• **WHAT THE EXERCISE ASKS**
Across the records that follow, how many lines contain the string "JSON"? Answer with the number only.

• **AVAILABLE RECORDS**
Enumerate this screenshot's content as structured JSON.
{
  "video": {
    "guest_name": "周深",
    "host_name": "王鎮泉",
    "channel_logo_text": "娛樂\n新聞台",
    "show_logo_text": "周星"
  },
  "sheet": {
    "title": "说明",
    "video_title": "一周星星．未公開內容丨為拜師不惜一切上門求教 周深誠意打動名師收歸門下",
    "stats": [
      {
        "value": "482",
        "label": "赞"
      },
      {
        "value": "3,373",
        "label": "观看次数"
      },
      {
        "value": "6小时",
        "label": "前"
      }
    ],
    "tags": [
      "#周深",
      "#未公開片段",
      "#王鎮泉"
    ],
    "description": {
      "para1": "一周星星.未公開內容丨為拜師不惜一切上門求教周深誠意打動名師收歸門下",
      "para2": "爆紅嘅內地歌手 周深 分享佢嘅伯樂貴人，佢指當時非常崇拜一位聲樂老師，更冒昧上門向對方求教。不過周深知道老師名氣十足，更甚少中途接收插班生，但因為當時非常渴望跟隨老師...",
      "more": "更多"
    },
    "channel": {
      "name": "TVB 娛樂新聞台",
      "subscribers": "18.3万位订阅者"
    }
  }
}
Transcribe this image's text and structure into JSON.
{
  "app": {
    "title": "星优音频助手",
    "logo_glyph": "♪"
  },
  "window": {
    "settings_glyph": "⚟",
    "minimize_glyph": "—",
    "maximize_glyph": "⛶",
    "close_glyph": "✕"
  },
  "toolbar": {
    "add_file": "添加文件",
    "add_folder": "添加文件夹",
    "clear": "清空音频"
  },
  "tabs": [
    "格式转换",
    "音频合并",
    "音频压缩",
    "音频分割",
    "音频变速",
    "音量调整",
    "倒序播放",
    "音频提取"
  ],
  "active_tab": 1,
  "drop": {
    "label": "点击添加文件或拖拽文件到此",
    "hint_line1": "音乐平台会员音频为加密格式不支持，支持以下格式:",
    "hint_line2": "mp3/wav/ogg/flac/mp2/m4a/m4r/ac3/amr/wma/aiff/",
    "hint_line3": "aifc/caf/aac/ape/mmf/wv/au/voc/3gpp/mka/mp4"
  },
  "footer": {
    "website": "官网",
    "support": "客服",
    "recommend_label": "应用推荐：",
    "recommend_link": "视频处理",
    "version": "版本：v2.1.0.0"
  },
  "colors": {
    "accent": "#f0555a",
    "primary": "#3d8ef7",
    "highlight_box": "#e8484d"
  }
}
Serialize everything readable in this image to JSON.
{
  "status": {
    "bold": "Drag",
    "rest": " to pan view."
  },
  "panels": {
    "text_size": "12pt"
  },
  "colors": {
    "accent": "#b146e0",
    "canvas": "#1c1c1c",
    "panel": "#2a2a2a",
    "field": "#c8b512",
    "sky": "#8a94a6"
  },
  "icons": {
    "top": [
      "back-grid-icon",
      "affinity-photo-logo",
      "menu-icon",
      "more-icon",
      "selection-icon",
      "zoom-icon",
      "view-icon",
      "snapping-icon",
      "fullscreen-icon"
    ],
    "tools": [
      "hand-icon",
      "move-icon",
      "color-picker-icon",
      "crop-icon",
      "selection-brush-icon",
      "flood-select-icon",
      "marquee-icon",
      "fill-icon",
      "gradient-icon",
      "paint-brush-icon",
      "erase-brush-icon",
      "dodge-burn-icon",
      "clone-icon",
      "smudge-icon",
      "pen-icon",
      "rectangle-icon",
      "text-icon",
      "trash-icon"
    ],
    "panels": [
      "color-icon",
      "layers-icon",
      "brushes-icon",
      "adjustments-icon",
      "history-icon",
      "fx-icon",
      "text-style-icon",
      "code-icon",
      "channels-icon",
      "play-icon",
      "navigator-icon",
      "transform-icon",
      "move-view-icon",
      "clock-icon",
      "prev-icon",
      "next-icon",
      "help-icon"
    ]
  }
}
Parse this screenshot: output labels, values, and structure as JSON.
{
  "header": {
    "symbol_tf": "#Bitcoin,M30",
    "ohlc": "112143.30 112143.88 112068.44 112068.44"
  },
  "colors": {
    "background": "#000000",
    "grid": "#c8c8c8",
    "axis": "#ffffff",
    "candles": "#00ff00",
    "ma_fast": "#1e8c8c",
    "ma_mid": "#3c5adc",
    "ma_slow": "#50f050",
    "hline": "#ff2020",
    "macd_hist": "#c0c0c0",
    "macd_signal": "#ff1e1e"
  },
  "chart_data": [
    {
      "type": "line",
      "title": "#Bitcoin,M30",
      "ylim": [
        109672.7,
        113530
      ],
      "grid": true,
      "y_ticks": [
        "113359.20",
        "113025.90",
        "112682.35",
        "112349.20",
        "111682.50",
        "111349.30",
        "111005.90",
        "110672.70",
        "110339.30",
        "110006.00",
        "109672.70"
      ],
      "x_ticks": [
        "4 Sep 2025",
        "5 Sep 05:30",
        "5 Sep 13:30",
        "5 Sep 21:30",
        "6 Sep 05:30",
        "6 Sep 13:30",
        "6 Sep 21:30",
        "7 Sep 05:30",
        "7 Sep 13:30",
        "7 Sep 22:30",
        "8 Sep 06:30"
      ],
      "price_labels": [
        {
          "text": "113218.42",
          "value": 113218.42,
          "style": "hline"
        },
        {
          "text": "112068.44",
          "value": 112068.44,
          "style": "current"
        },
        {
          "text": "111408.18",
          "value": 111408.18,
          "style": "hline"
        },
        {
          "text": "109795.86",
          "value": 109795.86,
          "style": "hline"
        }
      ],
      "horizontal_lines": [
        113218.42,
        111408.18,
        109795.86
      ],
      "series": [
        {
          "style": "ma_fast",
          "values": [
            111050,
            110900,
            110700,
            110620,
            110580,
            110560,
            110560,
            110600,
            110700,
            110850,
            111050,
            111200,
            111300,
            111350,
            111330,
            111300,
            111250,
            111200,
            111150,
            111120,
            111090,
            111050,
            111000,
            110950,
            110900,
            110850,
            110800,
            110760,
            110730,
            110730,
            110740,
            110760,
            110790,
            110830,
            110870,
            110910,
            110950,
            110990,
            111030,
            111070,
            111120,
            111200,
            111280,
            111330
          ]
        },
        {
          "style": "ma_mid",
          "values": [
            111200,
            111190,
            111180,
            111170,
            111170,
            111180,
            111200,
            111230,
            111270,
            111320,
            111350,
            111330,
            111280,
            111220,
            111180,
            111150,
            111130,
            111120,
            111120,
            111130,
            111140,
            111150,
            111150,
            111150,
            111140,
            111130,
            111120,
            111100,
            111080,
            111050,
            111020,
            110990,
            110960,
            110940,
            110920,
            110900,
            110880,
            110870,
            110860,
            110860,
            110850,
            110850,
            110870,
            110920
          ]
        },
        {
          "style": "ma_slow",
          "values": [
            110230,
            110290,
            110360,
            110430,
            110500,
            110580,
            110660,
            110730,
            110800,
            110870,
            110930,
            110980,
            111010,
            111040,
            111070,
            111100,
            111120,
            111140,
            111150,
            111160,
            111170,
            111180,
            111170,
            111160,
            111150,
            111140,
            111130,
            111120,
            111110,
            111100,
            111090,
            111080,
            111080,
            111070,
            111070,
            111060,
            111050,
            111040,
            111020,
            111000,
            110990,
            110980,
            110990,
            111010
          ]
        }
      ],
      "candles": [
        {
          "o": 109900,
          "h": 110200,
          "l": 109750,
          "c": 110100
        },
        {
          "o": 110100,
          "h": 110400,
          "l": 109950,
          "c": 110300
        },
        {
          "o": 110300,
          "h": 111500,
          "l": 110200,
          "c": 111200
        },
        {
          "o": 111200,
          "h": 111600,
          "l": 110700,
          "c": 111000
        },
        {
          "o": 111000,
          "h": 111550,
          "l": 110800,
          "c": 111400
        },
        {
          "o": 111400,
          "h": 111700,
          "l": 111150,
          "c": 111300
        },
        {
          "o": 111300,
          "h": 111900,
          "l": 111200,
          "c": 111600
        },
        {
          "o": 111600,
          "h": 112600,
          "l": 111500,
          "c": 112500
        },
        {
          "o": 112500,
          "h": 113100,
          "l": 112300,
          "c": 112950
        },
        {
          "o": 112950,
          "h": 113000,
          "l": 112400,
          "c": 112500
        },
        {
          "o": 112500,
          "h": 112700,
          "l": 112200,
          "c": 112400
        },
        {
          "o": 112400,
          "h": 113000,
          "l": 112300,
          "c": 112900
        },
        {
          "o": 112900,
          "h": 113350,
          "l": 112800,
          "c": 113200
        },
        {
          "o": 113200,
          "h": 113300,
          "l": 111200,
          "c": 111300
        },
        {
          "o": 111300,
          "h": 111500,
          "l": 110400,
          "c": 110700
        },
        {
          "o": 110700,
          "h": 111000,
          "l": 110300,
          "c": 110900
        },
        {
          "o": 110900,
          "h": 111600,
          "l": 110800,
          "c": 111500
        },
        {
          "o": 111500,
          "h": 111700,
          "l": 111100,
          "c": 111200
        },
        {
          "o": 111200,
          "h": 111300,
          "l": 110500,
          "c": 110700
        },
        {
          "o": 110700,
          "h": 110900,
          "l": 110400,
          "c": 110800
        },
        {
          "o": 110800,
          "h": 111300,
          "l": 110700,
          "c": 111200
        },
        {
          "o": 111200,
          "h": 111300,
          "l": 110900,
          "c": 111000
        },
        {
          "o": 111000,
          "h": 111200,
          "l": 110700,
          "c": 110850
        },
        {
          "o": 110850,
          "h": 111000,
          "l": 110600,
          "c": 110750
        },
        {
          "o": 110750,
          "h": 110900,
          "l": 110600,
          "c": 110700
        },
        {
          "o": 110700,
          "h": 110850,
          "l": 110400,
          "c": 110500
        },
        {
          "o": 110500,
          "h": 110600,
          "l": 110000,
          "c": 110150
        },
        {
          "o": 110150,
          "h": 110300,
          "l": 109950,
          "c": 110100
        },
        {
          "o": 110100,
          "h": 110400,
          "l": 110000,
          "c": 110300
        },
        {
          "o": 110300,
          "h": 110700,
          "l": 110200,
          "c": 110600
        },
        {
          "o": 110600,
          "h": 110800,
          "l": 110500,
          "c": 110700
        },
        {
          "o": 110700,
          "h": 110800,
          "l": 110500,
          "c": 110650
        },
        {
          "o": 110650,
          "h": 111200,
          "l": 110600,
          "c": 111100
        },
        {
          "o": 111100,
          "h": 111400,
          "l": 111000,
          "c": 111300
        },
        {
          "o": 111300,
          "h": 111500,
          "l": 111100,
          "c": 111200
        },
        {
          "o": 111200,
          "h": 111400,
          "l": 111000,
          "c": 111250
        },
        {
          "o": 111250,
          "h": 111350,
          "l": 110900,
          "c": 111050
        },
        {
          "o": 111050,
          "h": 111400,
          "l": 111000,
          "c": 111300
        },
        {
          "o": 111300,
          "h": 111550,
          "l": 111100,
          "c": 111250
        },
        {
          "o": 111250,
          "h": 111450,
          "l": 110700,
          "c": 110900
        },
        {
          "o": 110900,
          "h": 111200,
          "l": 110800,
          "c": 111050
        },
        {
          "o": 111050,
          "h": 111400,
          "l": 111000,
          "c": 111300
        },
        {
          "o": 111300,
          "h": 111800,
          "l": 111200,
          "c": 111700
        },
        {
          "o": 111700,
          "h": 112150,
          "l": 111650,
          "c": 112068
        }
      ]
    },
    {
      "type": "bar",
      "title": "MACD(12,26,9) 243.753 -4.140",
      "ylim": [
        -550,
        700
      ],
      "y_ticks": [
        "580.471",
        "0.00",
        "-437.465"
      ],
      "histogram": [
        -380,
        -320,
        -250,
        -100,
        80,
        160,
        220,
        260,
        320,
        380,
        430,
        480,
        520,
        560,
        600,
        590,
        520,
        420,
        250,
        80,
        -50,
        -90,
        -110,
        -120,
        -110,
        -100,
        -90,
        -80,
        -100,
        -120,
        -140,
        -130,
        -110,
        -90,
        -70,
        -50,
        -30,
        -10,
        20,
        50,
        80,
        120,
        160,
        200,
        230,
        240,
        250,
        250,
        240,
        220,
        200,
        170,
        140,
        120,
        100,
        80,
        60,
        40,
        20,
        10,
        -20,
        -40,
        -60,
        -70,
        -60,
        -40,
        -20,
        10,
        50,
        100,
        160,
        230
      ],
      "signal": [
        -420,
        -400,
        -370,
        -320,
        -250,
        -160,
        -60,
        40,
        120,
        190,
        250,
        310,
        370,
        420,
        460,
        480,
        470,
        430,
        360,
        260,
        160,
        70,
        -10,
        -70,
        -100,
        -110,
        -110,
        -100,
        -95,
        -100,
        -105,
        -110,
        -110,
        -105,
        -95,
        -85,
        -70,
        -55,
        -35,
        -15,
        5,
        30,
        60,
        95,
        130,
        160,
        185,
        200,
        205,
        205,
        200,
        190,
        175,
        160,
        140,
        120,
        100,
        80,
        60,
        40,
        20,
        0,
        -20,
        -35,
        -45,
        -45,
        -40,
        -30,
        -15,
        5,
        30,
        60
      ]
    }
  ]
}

• **YOUR RESPONSE**
4